Pillbox

Looper uses time travel as plot device, not crutch

Looper, released in theaters Sept. 28, does the seemingly impossible: It sidesteps the usual problems of time travel movies and focuses instead on character. Directed by Rian Johnson, the film uses time travel as a tool throughout the story.

The film is set in the year 2044, when economic collapse has led to a wave of organized crime. Joe Simmons, played by Joseph Gordon-Levitt, is a member of a group of killers called “loopers,” which uses time travel to target its victims. The futuristic science fiction tale follows Simmons as he tries to track down his older self, played by Bruce Willis.

The movie handles time travel, dicey in the best of circumstances, with grace and humor. Instead of trying to explain the mechanics of something impossible, Johnson merely has the characters gloss over the finer points. This choice allows the audience to focus on the story and characters instead of getting bogged down by the nitty-gritty details of time travel theory; this is where Johnson shines in the movie.

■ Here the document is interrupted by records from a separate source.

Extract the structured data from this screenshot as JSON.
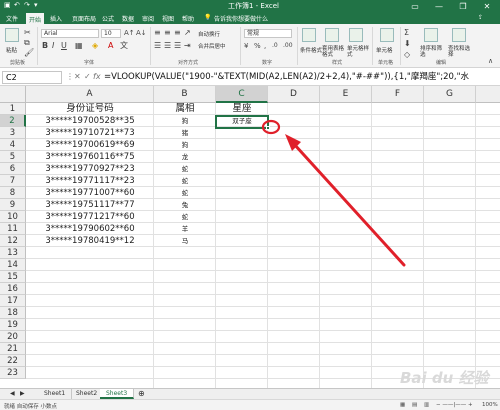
{
  "window": {
    "title": "工作簿1 - Excel",
    "minimize": "—",
    "restore": "❐",
    "close": "✕"
  },
  "ribbon_tabs": [
    {
      "label": "文件"
    },
    {
      "label": "开始"
    },
    {
      "label": "插入"
    },
    {
      "label": "页面布局"
    },
    {
      "label": "公式"
    },
    {
      "label": "数据"
    },
    {
      "label": "审阅"
    },
    {
      "label": "视图"
    },
    {
      "label": "帮助"
    }
  ],
  "tell_me": "告诉我你想要做什么",
  "ribbon": {
    "font_name": "Arial",
    "font_size": "10",
    "groups": [
      "剪贴板",
      "字体",
      "对齐方式",
      "数字",
      "样式",
      "单元格",
      "编辑"
    ],
    "items": {
      "paste": "粘贴",
      "wrap": "自动换行",
      "merge": "合并后居中",
      "number_format": "常规",
      "cond_format": "条件格式",
      "table_format": "套用表格格式",
      "cell_style": "单元格样式",
      "cells": "单元格",
      "sort": "排序和筛选",
      "find": "查找和选择"
    }
  },
  "formula_bar": {
    "name_box": "C2",
    "fx": "fx",
    "formula": "=VLOOKUP(VALUE(\"1900-\"&TEXT(MID(A2,LEN(A2)/2+2,4),\"#-##\")),{1,\"摩羯座\";20,\"水"
  },
  "columns": [
    "A",
    "B",
    "C",
    "D",
    "E",
    "F",
    "G"
  ],
  "rows": [
    "1",
    "2",
    "3",
    "4",
    "5",
    "6",
    "7",
    "8",
    "9",
    "10",
    "11",
    "12",
    "13",
    "14",
    "15",
    "16",
    "17",
    "18",
    "19",
    "20",
    "21",
    "22",
    "23"
  ],
  "headers": {
    "A": "身份证号码",
    "B": "属相",
    "C": "星座"
  },
  "data": [
    {
      "id": "3*****19700528**35",
      "zodiac": "狗",
      "star": "双子座"
    },
    {
      "id": "3*****19710721**73",
      "zodiac": "猪",
      "star": ""
    },
    {
      "id": "3*****19700619**69",
      "zodiac": "狗",
      "star": ""
    },
    {
      "id": "3*****19760116**75",
      "zodiac": "龙",
      "star": ""
    },
    {
      "id": "3*****19770927**23",
      "zodiac": "蛇",
      "star": ""
    },
    {
      "id": "3*****19771117**23",
      "zodiac": "蛇",
      "star": ""
    },
    {
      "id": "3*****19771007**60",
      "zodiac": "蛇",
      "star": ""
    },
    {
      "id": "3*****19751117**77",
      "zodiac": "兔",
      "star": ""
    },
    {
      "id": "3*****19771217**60",
      "zodiac": "蛇",
      "star": ""
    },
    {
      "id": "3*****19790602**60",
      "zodiac": "羊",
      "star": ""
    },
    {
      "id": "3*****19780419**12",
      "zodiac": "马",
      "star": ""
    }
  ],
  "sheets": [
    {
      "label": "Sheet1",
      "active": false
    },
    {
      "label": "Sheet2",
      "active": false
    },
    {
      "label": "Sheet3",
      "active": true
    }
  ],
  "status": {
    "left": "就绪  自动保存 小数点",
    "zoom": "100%"
  },
  "watermark": "Bai du 经验",
  "colors": {
    "excel_green": "#217346",
    "annotation_red": "#e0202a"
  }
}
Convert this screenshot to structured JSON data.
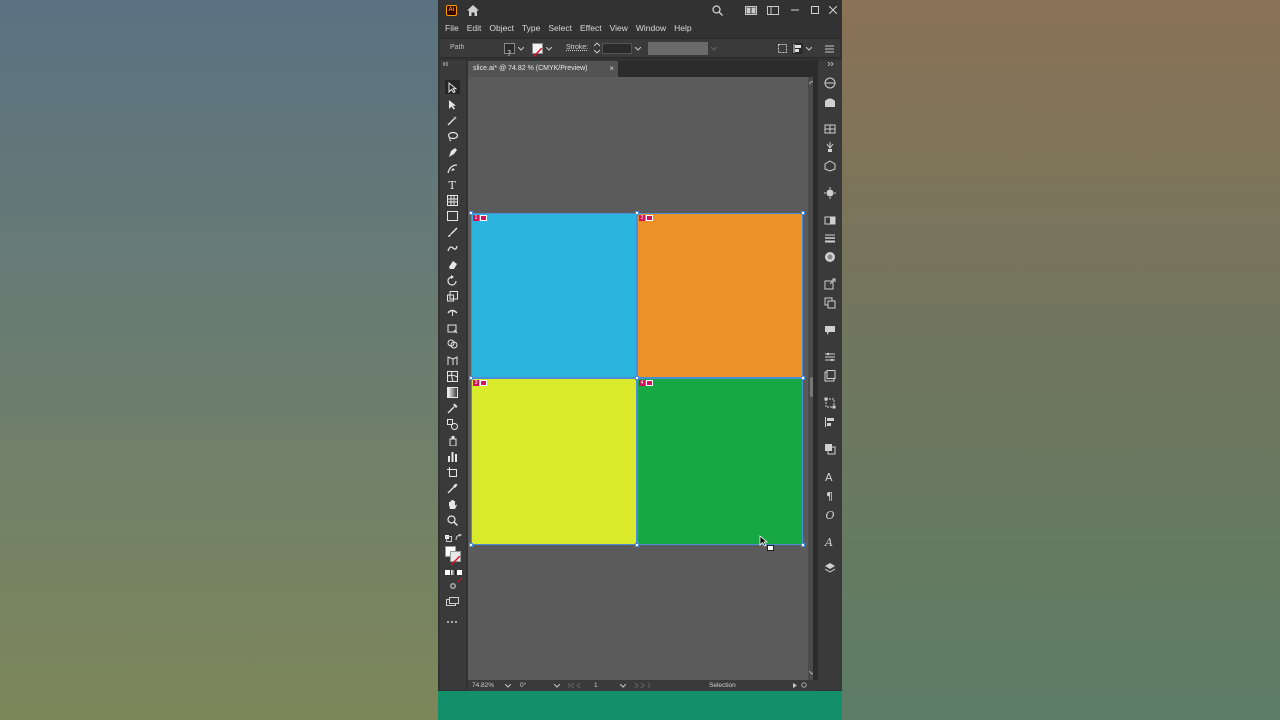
{
  "app": {
    "logo_text": "Ai",
    "menu": [
      "File",
      "Edit",
      "Object",
      "Type",
      "Select",
      "Effect",
      "View",
      "Window",
      "Help"
    ]
  },
  "control_bar": {
    "selection_type": "Path",
    "stroke_label": "Stroke:"
  },
  "document": {
    "tab_title": "slice.ai* @ 74.82 % (CMYK/Preview)",
    "close_glyph": "×"
  },
  "slices": [
    {
      "number": "1",
      "color": "#2bb5de"
    },
    {
      "number": "2",
      "color": "#ec9125"
    },
    {
      "number": "3",
      "color": "#d9eb2b"
    },
    {
      "number": "4",
      "color": "#17a843"
    }
  ],
  "status": {
    "zoom": "74.82%",
    "rotation": "0°",
    "artboard": "1",
    "tool": "Selection"
  },
  "colors": {
    "ui_dark": "#323232",
    "canvas": "#5b5b5b",
    "selection": "#4a8ed8",
    "slice_badge": "#d4145a",
    "footer": "#12906a"
  }
}
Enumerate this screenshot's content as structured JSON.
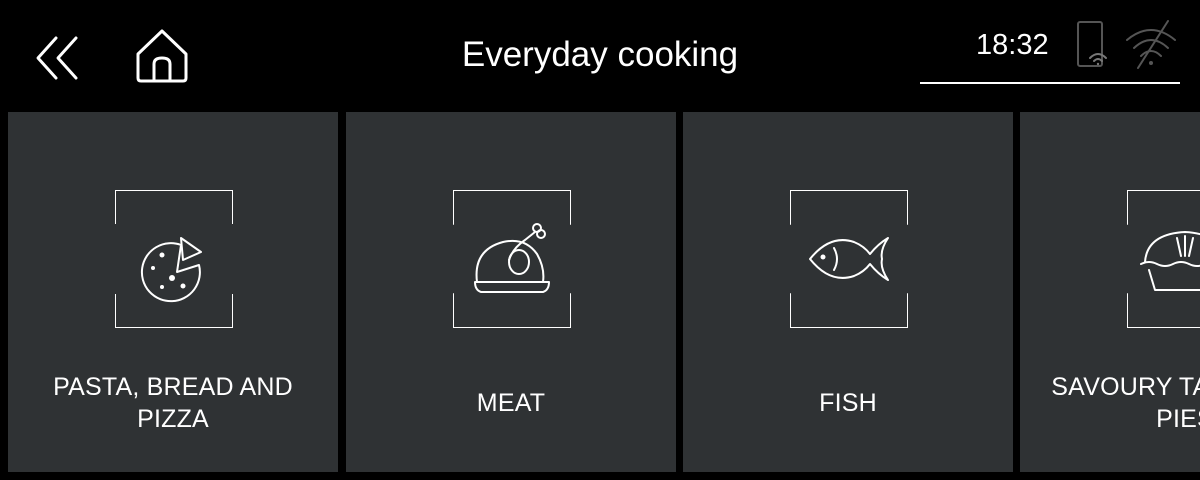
{
  "header": {
    "title": "Everyday cooking",
    "back_icon": "double-chevron-left-icon",
    "home_icon": "home-icon"
  },
  "status": {
    "time": "18:32",
    "icons": [
      "phone-wifi-icon",
      "wifi-off-icon"
    ]
  },
  "categories": [
    {
      "label": "PASTA, BREAD AND PIZZA",
      "icon": "pizza-icon"
    },
    {
      "label": "MEAT",
      "icon": "roast-chicken-icon"
    },
    {
      "label": "FISH",
      "icon": "fish-icon"
    },
    {
      "label": "SAVOURY TARTS AND PIES",
      "icon": "pie-icon"
    }
  ],
  "colors": {
    "background": "#000000",
    "tile": "#2f3234",
    "foreground": "#ffffff"
  }
}
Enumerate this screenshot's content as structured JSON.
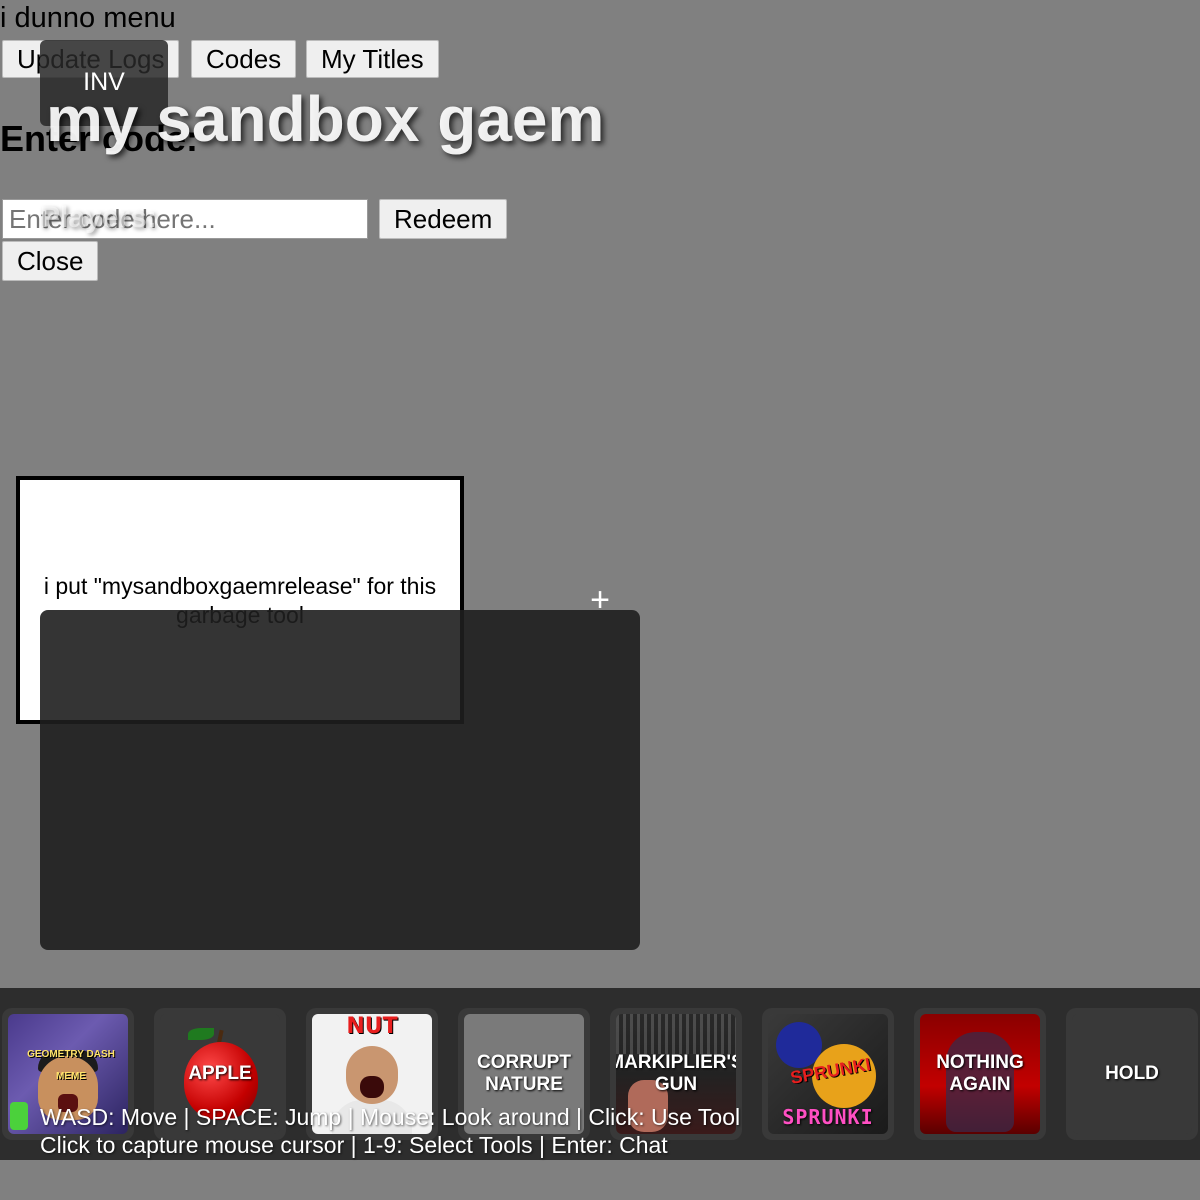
{
  "code_menu": {
    "title": "i dunno menu",
    "buttons": {
      "update_logs": "Update Logs",
      "codes": "Codes",
      "my_titles": "My Titles"
    },
    "enter_code_label": "Enter code:",
    "input_placeholder": "Enter code here...",
    "redeem_label": "Redeem",
    "close_label": "Close"
  },
  "hud": {
    "inv_label": "INV",
    "game_title": "my sandbox gaem",
    "players_label": "Players:",
    "crosshair": "+"
  },
  "tool_card": {
    "description": "i put \"mysandboxgaemrelease\" for this garbage tool"
  },
  "hotbar": {
    "slots": [
      {
        "label": "",
        "art_text": "GEOMETRY DASH MEME",
        "icon": "geometry-dash-meme"
      },
      {
        "label": "APPLE",
        "icon": "apple"
      },
      {
        "label": "",
        "art_text": "NUT",
        "icon": "the-nut"
      },
      {
        "label": "CORRUPT NATURE",
        "icon": "corrupt-nature"
      },
      {
        "label": "MARKIPLIER'S GUN",
        "icon": "markiplier-gun"
      },
      {
        "label": "",
        "art_text_top": "SPRUNKI",
        "art_text_bottom": "SPRUNKI",
        "icon": "sprunki"
      },
      {
        "label": "NOTHING AGAIN",
        "icon": "nothing-again"
      },
      {
        "label": "HOLD",
        "icon": "hold"
      }
    ]
  },
  "controls": {
    "line1": "WASD: Move | SPACE: Jump | Mouse: Look around | Click: Use Tool",
    "line2": "Click to capture mouse cursor | 1-9: Select Tools | Enter: Chat"
  }
}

Johnson shows real strength as a writer and director through his characters, especially through Simmons. Simmons is a romantically misunderstood hero; he is the type of character that Hollywood rarely laughs at, but Johnson isn’t afraid to portray him as endearingly incompetent. At one point, Simmons’ older self knocks out his younger self with a comically weak punch. Simmons is also rescued by a five-year-old twice.

Johnson’s light portrayal of Simmons is as amusing as it is refreshing, and this actually helps the time travel angle. Simmons is not the same as his older self; although they are the same person, older Simmons is more experienced than is his younger self. Younger Simmons’ occasional incompetency helps show that time travel has created two people who share the same memories, but that they are not the same person.

However, some of Johnson’s other characters lack the same freshness. Specifically, most of his female characters — there are only three in the entire movie — are stilted and unrealistic. Among them are a showgirl/prostitute and older Simmons’ wife, who looks entirely too young to be making out with Willis, and who literally never speaks.

The third is Sara, played by Emily Blunt. Of the three, Blunt’s character is the most well-developed. Sara’s relationship with younger Simmons is reasonably well-articulated, though the sexual relationship that inevitably develops has almost no real basis. Johnson leans on the typical Hollywood expectation that the beautiful boy and the beautiful girl, having been within 10 feet of each other, will obviously have sex. Given the strength of characterization of Simmons and his older self, this use of cliché is disappointing.

Although these problems of character have a negative impact on the plot, the movie is fantastically well done overall. Time travel is a storytelling tool, not a major focus of the movie, and the two main characters are fresh and interesting. Johnson takes a complex and convoluted story and tells it in a simple and extremely entertaining way.